However, Crocus Carpet doesn’t only make you question your perceptions solely by virtue of the fact that it’s an outdoor space that’s been transported indoors – it also does so because the crocuses aren’t what they seem. The following photo shows a small scale version of the same idea.
The crocuses are darts.
(This photo is of a real artwork of mine, created in 1995, in which inexpensive darts are positioned in a square of artificial turf with artificial flowers. The cheap and cheerful properties of the piece are part of its appeal.)
A square of artificial turf containing crocuses/darts
Here’s how the parts of the darts correspond to the different parts of a crocus.

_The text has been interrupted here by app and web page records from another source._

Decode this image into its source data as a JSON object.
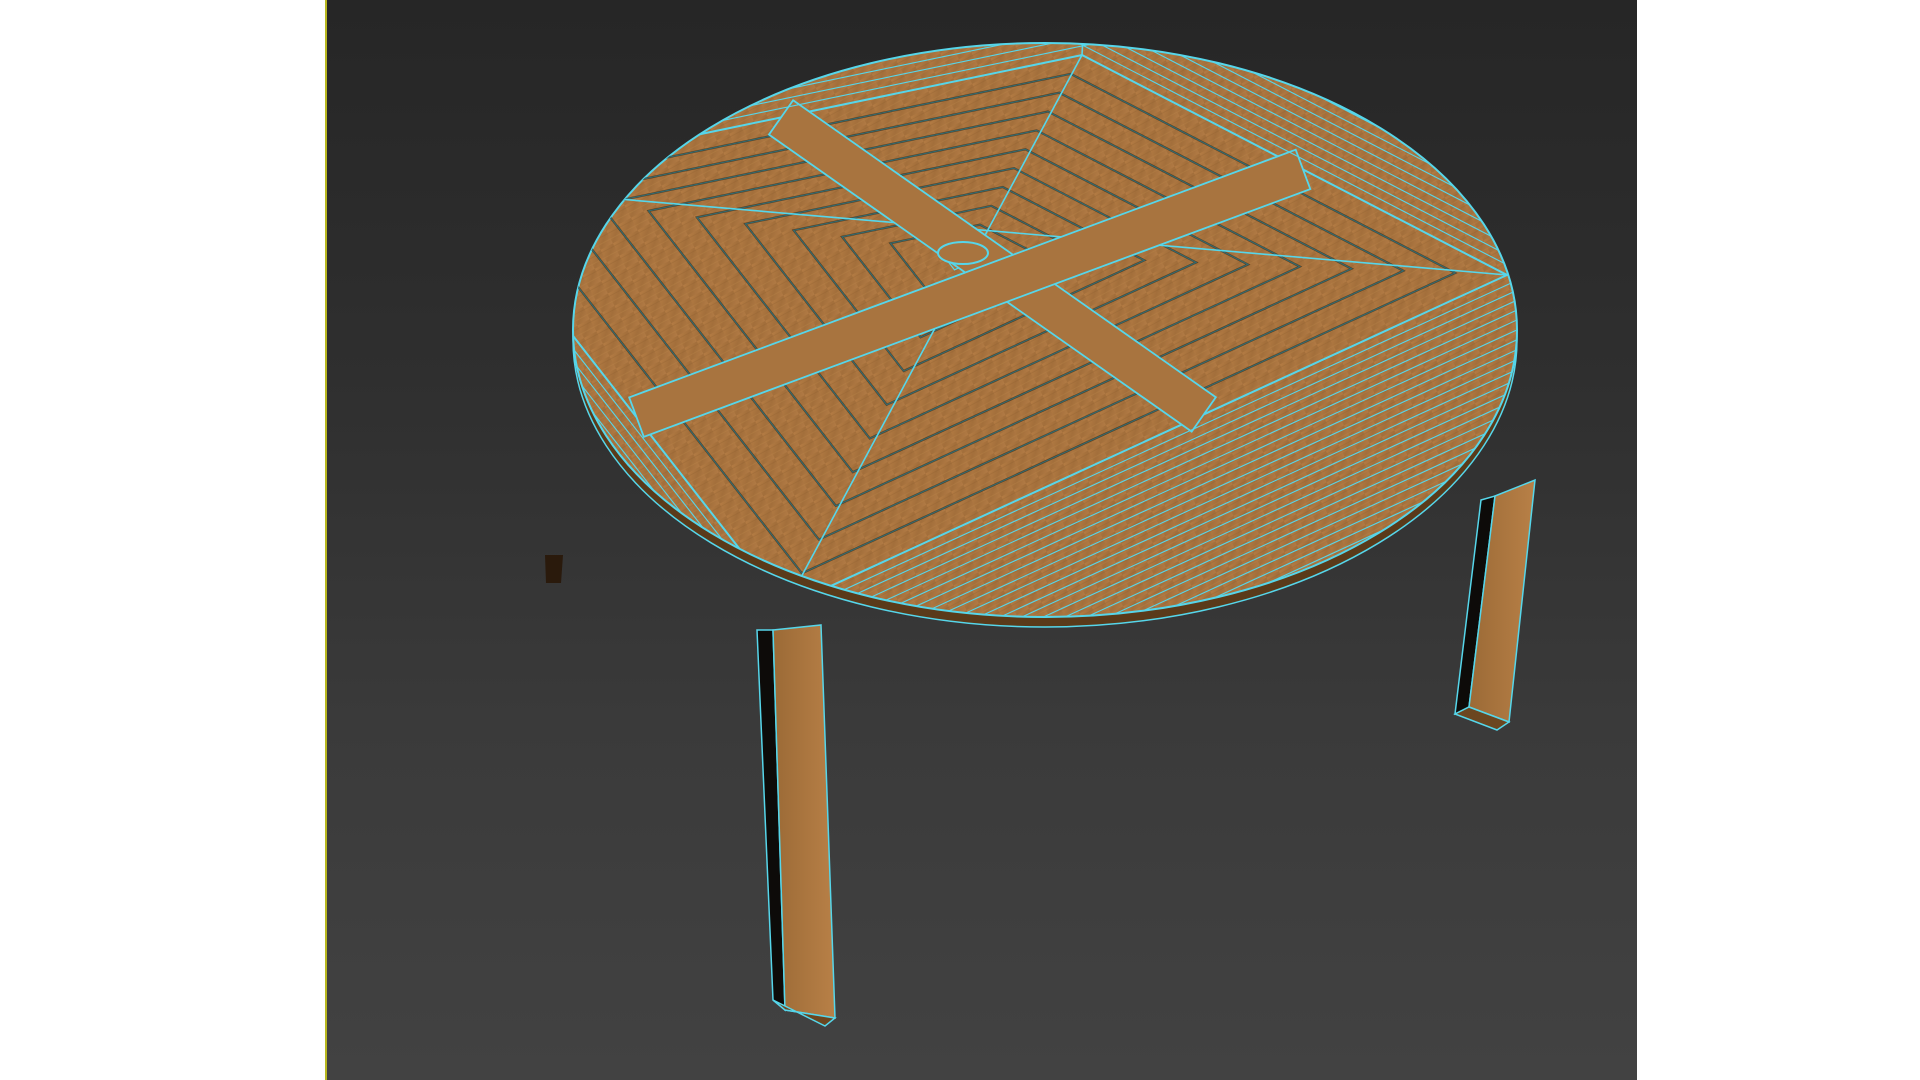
{
  "viewport": {
    "label": "",
    "background_top": "#262626",
    "background_bottom": "#424242",
    "active_border_color": "#b8b820"
  },
  "model": {
    "object": "round-wooden-table",
    "wood_color": "#a8743f",
    "wood_dark": "#7a4f26",
    "wireframe_color": "#56d6ea",
    "shadow_color": "#0c0a08"
  }
}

A anatomy of a crocus/dart
Part of the appeal of Crocus Carpet is (hopefully) the way that it approaches concepts of reality, illusion, perception and deception – by utilising the dissonance arising from the similarity in appearance and the contrast in nature between soft, reassuring and comforting crocus flowers and hard, aggressive and potentially dangerous darts.
Here’s another version of the Crocus Carpet work, this time installed on the lawn outside Tate Britain. Again, this is a visualisation of the piece rather than being an actual artwork itself.
Crocus Carpet installation outside Tate Britain
Finally, here’s another site specific version of the installation – this time installed in a (real) garden in Cornwall.
Darts as crocuses – a site specific installation near St Ives, Cornwall
See more of my art on my site dedicated to my artwork.